In the small residential compound where I rented a casita in VeraCruz, Panama Pacifico, Panama, we have a head groundskeeper cum security guard cum maintenance man, who handles the basic maintenance items. They call in a specialist for complicated stuff.

One fine evening, I was sitting in my living room, sewing. See, my little house (casita) is half of our duplex. The  maintenance man, Luis and his family of five children and his brother, live in the other half. I was quietly sewing when there was a tremendous BOOM. I thought the house had been shot – I not only HEARD the boom, I FELT it.

Mi casita

Mi casita

In moments of crisis, my husband immediately, with no hesitation, swings into action. I freeze and consider first. There are advantages and disadvantages to each reaction, depending on the particular circumstances.  I concluded fairly quickly that it was not a gunshot. When I went to the kitchen, I caught the overwhelming odor of chlorine bleach.

Our complex is ocean-side. The business that is between our complex and the road is a fish farm. I thought briefly that THEY had an explosion of cleaning equipment or supplies – and then I heard someone next door coughing from the fumes.
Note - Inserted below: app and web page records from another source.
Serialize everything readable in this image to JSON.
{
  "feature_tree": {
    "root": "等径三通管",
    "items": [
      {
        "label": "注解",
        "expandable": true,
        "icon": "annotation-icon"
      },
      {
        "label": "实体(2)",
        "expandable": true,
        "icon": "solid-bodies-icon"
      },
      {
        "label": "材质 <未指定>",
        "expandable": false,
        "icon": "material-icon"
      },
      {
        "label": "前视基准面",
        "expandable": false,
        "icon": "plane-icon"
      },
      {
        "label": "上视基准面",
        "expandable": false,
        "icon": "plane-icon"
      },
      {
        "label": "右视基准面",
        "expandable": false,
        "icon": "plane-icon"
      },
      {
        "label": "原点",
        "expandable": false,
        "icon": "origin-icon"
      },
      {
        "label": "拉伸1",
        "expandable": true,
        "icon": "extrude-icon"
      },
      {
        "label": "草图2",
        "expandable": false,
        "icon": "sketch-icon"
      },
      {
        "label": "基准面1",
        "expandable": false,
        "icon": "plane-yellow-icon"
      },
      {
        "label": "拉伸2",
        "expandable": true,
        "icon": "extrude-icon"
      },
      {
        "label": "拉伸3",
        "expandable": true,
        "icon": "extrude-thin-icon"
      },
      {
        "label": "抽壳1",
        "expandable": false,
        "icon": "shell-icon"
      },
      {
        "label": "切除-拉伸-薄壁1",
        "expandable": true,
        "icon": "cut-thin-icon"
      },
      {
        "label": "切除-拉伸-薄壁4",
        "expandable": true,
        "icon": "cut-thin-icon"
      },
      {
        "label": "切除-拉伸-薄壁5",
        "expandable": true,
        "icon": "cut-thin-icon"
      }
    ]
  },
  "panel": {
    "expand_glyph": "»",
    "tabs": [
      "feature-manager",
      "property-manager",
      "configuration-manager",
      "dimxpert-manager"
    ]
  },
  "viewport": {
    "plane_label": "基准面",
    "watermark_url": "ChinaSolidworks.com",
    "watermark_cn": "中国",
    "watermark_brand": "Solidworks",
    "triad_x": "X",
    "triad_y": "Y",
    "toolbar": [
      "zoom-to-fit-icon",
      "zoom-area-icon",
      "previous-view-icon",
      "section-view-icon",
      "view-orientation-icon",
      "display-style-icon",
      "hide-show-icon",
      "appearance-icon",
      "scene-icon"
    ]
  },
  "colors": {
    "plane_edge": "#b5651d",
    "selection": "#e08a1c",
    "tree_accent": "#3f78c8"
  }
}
I went out and around to the front of the house, and asked, in Spanish, if everyone was OK. Apparently (I figured out later) Luis or another family member had poured chlorine bleach down a drain (stopped up or NOT) and it EXPLODED. Fortunately, none of the five family members was in the room when it did it, so no one was burned or harmed by the exploding bleach – just some coughing as they opened the doors and windows to let the powerful fumes escape.
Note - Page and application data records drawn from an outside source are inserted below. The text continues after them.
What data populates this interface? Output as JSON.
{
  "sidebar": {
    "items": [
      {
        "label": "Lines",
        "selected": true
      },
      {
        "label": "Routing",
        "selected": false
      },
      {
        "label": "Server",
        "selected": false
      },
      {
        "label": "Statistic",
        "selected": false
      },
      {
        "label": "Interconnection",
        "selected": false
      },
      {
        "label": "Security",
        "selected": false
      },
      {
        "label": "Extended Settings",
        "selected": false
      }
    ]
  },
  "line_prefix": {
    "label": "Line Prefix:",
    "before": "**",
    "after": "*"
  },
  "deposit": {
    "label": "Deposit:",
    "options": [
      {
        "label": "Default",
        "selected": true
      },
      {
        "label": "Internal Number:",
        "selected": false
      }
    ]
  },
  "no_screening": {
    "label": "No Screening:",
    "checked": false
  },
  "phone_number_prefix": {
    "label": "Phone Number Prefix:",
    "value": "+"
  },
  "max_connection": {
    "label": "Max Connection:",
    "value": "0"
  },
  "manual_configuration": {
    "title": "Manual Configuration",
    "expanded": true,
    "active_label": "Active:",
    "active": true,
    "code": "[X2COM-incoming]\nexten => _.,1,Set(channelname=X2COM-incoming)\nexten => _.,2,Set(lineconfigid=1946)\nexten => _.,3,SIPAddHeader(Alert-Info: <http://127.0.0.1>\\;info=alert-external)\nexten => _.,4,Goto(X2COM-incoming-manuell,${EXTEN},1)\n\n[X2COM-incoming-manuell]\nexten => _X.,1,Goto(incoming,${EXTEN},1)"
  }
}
Think I will handle my own repair jobs from now on, thank you very much……………

208: The Return (yet again) of the Black Slime
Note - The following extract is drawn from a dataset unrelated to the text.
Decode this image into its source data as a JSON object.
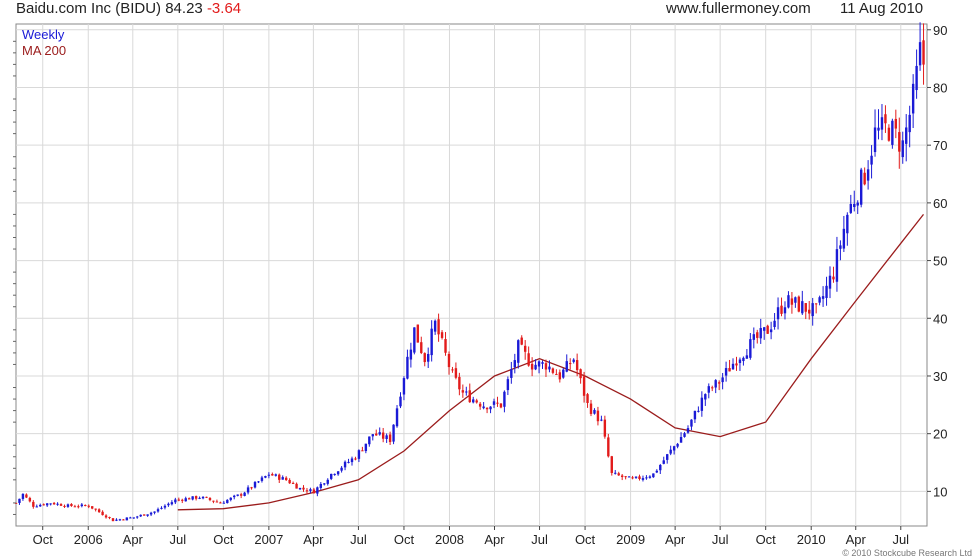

a href=”https://dirtdaubber.files.wordpress.com/2013/01/stupid-006.jpg”>Anti-moisture, anti-mildew paint....right. Anti-moisture, anti-mildew paint….right. Sort of – we painted the mildewed walls of our Moroccan masonry-built apartment with moisture-resistant, mildew resistant paint. Well….I can claim a partial victory…sort of like Vietnam. The stuff is growing back: ding dong, dad gum it. AAAUUUURRRGGGGHHHHhhhhhhhh.

Bathroom, too

Bathroom, too

*sigh* After all this work. OK. I messaged my dad in the US (handyman extraordinaire) and asked him how to moisture-proof a mansory structure so it did not condensate so badly on the walls. He’s got 70+ years of experience doing that sort of thing, and is still getting around and about with alacrity and agility. I should be so lucky!

Other than periodically attacking it with bleach solution, I am pretty well just stumped.